Marco residents will handle the judging and the top entries will be announced so that islanders can drive around and view them while also practicing social distancing. All submissions will be spotlighted on the company’s website www.theateronmarco.com.
The Coronavirus, not surprisingly, has generated some challenges for the Island Theater Company. For example, this spring’s production of Michael McKeever’s “37 Postcards” had to be postponed until further notice.
“We had an excellent cast,” remarked Berry. “They were so good, and we had to cancel that, which was pretty sad. So, we’re going to reschedule it. I just don’t know when. Right now, it’s hard to schedule.”
However, the company is busy working its annual summer youth program; but making adjustments that conform with pandemic-related requirements. One of them is a free concert for the community at Veterans Park that is now wending its way through the city’s approval process.
Berry said children up to age 18 can audition for the show, which she hopes will take place in September. Auditions will be held one-on-one with individual performers and via the internet for groups.
“We can’t do shows inside anymore and there are so many kids on the island who are hams and what they like to do is performing,” observed Berry.
Dates have also been set for auditions for the company’s production, in November, of “Bye Bye Birdy.” Auditions for actors ages 13 and above will be held at 11 AM on June 6th, and 1 PM on June 7th at a yet to be determined location. For more information, call 239-394-0080.
The theater company’s primary performance space is the Rose History Auditorium, located off S. Heathwood Drive, while shows are occasionally held at Marco Lutheran Church, located off N. Collier Blvd.
Berry said the company is fortunate that it only has to pay rent whenever it’s staging a show, so the pandemic isn’t having the financial impact it’s having on community theater groups that have leases to contend with.
“We’re very lucky and we just keep going,” she added. “We haven’t let this stop us, basically. It’s just changed the way we do things, like everybody else.

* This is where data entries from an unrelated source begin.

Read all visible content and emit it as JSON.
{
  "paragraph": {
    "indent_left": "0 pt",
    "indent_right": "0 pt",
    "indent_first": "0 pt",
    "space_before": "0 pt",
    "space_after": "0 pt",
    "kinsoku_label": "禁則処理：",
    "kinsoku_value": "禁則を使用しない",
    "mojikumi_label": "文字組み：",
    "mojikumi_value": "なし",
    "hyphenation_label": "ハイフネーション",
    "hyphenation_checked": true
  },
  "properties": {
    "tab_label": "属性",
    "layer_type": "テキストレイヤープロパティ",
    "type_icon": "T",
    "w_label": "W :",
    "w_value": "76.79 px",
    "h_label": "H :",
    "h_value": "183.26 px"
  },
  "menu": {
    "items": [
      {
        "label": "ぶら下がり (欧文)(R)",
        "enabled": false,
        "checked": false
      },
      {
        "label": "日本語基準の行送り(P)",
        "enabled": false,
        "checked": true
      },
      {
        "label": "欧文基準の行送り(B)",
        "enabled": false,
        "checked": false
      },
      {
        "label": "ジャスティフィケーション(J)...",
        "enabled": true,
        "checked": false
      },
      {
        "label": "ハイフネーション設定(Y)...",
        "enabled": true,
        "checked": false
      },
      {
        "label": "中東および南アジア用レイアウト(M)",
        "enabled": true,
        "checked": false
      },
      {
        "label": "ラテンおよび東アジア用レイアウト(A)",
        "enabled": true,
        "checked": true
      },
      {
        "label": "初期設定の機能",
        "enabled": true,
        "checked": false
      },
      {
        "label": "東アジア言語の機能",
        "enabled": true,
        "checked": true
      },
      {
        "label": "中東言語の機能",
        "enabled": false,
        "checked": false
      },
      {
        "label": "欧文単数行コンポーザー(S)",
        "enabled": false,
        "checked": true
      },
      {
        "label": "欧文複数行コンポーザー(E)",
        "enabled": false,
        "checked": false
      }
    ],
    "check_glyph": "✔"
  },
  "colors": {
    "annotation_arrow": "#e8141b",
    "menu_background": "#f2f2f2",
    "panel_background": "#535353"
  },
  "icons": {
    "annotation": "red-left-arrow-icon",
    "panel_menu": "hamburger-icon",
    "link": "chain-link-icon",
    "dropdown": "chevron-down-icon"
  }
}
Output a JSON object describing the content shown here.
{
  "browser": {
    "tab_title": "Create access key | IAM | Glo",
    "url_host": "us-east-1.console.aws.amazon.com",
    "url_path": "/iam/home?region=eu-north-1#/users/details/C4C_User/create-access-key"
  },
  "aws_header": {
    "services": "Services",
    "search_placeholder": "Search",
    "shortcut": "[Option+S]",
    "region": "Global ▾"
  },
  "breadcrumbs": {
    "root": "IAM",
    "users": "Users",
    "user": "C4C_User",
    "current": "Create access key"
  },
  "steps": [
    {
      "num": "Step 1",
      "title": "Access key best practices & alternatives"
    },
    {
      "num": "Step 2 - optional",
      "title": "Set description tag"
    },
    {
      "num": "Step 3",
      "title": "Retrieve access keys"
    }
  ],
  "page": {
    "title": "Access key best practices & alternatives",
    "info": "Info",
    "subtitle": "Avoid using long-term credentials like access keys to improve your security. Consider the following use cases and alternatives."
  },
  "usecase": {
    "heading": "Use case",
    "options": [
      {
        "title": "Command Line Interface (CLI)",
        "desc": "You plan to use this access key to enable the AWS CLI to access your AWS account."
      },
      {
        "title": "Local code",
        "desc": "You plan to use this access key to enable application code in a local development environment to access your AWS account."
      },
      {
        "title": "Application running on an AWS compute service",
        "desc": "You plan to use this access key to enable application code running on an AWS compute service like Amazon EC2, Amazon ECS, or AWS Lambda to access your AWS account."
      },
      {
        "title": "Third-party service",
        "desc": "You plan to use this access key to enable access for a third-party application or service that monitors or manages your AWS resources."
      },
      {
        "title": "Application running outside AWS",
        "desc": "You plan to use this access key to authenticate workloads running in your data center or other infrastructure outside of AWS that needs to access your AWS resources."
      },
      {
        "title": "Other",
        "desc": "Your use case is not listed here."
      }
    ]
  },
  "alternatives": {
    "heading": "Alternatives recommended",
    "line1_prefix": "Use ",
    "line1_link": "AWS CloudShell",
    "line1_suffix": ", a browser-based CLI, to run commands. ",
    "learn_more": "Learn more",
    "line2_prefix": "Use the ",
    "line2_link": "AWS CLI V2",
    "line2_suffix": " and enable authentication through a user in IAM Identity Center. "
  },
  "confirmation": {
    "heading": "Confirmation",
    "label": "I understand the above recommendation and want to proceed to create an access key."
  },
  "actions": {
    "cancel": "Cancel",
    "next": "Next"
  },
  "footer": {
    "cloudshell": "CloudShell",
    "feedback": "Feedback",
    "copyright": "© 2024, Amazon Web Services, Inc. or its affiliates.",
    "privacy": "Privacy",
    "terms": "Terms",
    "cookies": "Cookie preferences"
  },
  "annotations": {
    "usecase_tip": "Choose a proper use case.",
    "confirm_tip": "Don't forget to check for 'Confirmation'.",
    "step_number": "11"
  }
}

We’re probably doing more right now than we have any other year.”
Volunteer photographers and judges are needed for the Happy Hearts Art Project. To volunteer or to learn more about the Island Theater Company, visit theateronmarco.com or call 239-394-0080.